__Problem requirements__
Pull each line holding the word "name" from the data.

__Extracted entries__
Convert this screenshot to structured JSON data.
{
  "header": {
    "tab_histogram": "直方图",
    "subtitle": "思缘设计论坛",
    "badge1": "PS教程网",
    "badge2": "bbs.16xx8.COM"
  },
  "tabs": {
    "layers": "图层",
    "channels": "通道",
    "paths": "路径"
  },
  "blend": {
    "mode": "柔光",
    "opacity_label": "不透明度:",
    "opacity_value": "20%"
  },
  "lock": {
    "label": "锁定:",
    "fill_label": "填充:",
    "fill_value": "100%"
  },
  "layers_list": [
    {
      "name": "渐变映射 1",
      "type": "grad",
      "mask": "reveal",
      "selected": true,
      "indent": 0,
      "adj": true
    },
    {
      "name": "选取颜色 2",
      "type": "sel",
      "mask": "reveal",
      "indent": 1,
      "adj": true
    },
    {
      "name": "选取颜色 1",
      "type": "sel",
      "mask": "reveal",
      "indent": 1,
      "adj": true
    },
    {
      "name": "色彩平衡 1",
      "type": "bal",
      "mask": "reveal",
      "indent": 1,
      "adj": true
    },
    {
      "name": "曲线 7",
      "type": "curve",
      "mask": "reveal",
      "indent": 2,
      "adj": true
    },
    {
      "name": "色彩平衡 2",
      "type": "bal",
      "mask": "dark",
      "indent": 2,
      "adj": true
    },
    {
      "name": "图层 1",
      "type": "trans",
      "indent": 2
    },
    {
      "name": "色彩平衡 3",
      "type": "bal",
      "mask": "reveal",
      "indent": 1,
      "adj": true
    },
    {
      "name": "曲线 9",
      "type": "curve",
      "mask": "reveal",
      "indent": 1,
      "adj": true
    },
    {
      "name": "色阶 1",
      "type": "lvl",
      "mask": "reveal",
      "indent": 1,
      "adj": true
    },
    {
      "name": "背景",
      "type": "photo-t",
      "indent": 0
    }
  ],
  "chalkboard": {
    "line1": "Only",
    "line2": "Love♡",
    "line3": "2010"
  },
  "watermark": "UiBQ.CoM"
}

__Answer for this exercise__
      "name": "渐变映射 1",
      "name": "选取颜色 2",
      "name": "选取颜色 1",
      "name": "色彩平衡 1",
      "name": "曲线 7",
      "name": "色彩平衡 2",
      "name": "图层 1",
      "name": "色彩平衡 3",
      "name": "曲线 9",
      "name": "色阶 1",
      "name": "背景",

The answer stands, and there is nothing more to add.